Semaphore is a way to communicate over distance using colored flags.
Male Red-winged Blackbirds know how to do this – only they use feathers. Male Red-wings have two sets of colored feathers on their “shoulders.” Bright red and yellow, they’re called “epaulettes.” Here’s where things get interesting. Males flash different combinations of these colors depending upon their intentions.
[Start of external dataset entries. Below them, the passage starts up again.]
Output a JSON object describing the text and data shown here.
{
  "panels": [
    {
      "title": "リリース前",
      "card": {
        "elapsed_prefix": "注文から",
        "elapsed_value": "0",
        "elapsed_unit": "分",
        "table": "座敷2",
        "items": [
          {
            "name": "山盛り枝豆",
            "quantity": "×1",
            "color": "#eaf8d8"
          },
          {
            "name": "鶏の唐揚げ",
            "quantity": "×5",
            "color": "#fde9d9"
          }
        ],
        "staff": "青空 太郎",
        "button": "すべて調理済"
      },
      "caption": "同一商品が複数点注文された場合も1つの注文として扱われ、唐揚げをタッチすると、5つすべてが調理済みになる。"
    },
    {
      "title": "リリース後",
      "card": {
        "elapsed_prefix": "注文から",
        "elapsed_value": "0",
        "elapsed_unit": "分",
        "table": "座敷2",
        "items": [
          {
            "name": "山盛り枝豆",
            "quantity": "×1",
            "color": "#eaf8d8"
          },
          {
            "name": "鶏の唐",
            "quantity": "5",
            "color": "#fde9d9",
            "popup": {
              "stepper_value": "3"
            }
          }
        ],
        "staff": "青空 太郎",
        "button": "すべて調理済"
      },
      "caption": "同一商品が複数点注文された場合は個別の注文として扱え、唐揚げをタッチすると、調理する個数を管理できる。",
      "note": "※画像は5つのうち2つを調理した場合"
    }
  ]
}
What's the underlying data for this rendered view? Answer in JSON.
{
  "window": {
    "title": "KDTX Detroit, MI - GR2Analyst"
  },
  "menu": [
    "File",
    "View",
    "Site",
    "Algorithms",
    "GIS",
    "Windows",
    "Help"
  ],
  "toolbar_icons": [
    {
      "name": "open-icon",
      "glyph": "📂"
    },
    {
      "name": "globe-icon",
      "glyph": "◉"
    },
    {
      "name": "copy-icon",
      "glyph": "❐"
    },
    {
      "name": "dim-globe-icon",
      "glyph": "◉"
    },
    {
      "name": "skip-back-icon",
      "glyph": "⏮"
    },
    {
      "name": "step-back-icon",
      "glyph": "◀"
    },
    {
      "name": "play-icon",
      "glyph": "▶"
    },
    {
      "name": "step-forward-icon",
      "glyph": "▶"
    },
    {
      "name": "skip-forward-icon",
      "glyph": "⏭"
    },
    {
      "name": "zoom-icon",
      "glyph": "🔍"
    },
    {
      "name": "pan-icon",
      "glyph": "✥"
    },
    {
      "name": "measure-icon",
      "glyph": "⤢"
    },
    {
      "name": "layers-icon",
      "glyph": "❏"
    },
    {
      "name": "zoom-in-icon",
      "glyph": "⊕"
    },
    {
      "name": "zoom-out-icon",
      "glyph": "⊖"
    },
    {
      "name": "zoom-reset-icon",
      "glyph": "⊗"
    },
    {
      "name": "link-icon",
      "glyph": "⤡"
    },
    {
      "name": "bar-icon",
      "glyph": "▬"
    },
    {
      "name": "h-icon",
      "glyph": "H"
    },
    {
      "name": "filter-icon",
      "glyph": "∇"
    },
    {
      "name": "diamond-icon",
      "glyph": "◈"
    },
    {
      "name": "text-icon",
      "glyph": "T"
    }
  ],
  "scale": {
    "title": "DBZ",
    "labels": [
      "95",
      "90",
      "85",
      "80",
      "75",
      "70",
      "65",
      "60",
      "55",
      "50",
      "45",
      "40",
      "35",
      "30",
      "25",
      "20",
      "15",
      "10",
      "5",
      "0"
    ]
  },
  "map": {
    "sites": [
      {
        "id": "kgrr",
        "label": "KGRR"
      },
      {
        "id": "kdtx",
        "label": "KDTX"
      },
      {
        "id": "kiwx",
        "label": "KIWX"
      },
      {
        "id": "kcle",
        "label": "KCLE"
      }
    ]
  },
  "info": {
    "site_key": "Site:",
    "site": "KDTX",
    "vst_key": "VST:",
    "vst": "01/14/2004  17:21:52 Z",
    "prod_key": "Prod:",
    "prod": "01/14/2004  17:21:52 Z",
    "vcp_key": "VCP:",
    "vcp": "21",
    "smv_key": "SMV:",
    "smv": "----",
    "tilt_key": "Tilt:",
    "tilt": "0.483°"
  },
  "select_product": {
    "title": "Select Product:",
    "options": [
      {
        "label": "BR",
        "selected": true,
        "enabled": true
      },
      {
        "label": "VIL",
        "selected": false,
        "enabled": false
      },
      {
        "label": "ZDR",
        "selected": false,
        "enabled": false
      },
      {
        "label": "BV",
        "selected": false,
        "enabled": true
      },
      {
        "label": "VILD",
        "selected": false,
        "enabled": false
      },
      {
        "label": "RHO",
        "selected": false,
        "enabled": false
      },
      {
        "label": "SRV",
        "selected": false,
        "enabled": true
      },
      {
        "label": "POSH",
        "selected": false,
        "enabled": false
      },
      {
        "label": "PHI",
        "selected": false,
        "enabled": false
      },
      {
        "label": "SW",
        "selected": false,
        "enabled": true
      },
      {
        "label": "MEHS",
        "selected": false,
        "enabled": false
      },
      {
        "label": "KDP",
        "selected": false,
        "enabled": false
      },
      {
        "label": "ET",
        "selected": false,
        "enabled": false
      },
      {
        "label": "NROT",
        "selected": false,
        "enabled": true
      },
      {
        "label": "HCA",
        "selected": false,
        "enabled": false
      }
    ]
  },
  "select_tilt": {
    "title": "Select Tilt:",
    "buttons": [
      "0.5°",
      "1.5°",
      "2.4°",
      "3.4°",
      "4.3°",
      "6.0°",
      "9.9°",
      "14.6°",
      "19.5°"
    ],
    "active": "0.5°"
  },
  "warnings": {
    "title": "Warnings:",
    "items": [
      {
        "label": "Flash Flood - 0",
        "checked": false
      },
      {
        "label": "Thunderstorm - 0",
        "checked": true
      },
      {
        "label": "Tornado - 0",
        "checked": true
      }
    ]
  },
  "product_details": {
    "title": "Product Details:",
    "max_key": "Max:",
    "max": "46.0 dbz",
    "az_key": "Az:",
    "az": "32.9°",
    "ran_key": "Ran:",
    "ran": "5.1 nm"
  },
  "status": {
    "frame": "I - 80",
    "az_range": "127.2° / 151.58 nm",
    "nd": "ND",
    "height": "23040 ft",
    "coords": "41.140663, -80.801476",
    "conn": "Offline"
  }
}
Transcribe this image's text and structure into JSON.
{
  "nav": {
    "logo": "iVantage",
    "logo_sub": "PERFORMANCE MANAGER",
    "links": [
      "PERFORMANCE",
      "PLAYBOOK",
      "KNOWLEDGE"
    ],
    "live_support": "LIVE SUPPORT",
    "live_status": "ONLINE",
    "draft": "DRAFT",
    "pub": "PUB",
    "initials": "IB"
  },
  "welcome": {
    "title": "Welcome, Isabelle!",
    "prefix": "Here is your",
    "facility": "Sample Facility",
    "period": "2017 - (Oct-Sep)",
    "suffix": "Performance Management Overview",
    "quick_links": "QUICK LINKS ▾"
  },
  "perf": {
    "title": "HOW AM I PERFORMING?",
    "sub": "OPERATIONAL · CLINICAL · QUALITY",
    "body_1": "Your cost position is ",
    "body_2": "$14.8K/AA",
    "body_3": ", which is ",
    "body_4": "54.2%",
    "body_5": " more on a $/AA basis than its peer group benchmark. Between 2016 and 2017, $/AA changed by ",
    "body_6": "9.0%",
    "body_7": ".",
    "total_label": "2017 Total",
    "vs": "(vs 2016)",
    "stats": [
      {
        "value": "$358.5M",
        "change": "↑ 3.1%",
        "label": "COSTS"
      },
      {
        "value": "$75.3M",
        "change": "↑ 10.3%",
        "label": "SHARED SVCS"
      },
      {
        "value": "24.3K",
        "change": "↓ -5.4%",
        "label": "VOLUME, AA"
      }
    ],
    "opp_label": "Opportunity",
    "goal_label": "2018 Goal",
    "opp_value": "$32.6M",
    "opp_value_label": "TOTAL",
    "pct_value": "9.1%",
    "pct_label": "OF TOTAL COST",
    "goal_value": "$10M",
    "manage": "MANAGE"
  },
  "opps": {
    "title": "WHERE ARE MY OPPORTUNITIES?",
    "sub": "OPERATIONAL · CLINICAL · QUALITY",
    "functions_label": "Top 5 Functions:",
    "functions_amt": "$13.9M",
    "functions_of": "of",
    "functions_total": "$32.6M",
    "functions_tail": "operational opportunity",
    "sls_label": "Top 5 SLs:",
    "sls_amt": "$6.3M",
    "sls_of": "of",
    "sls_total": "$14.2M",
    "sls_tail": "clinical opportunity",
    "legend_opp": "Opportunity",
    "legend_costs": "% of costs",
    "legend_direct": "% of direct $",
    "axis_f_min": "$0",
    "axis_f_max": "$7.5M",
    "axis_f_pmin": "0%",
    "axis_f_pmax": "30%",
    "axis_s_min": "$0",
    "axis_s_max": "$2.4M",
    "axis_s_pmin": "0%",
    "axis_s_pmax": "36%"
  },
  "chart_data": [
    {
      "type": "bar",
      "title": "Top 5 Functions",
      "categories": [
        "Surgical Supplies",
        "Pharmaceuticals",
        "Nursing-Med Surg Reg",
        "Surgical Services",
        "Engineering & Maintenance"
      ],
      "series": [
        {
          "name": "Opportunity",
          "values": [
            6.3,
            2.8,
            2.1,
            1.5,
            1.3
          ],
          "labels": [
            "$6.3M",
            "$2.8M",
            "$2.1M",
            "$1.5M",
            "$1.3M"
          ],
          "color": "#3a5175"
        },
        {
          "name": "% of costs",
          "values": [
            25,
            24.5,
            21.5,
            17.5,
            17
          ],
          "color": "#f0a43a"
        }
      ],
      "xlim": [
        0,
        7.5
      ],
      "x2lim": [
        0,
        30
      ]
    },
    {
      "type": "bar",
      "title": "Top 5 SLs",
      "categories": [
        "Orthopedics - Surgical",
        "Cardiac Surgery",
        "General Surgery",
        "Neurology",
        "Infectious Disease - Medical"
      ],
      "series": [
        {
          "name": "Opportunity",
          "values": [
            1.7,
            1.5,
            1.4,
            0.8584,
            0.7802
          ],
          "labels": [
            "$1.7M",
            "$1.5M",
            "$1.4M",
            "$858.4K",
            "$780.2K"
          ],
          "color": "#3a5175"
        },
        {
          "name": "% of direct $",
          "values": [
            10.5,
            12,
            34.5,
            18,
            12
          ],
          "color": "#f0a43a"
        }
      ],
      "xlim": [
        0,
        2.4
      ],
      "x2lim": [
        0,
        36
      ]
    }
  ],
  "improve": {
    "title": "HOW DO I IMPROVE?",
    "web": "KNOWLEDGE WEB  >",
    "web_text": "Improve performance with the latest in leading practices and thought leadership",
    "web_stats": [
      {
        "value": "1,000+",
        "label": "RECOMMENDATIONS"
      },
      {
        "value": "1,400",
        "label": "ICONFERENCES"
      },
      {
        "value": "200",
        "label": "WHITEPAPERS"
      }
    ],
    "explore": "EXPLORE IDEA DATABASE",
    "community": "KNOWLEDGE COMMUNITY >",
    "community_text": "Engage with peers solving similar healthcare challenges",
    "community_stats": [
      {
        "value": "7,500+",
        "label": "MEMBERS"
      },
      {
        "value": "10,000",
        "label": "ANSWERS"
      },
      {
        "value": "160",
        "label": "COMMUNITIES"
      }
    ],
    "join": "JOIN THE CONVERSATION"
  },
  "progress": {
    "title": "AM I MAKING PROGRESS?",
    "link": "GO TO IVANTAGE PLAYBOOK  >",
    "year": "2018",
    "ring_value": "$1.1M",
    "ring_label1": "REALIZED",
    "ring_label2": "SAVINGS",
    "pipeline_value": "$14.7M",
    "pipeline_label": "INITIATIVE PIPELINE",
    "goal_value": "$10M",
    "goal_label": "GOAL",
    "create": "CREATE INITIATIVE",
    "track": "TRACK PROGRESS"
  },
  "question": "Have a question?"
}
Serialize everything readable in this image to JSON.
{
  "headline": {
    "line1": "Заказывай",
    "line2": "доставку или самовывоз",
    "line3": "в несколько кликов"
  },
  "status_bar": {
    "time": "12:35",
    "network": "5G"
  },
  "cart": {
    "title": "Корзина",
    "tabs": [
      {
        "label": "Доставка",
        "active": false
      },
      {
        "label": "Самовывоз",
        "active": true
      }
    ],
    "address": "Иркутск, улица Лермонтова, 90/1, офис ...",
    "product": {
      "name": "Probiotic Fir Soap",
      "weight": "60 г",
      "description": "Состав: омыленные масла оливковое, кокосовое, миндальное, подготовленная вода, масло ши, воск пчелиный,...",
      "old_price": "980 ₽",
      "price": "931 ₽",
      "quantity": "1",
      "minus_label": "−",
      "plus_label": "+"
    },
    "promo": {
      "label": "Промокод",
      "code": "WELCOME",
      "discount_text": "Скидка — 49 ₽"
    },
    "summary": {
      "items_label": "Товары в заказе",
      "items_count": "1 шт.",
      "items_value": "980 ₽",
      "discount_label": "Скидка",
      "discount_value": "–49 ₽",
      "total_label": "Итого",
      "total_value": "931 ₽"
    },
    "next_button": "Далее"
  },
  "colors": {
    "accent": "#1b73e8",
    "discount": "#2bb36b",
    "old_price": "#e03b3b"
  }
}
For instance, a stationary male singing while thrusting his shoulders forward and displaying red is either trying to defend his territory from other males or attract a female. (Gotta look tough!) Male Red-wings resting in their own territories and not on high alert will show both red and yellow. (Taking a time out.) While those resting in another Red-wing’s territory will hide both colors. (I come in peace!) Finally, a group of Red-wings eating at your feeder will all douse their colors as much as possible to keep from confrontation. (Can’t we all just get along?)
Look for male Red-winged Blackbirds at your feeders all year long (sometimes mixed in with Common Grackles and Brown-headed Cowbirds) but especially in February and into March when this Spring bird will fill the air with its distinctive “conk-la-lee” song.
Black-oil Sunflower seeds (appropriately enough) will keep your Red-Winged Blackbirds happy!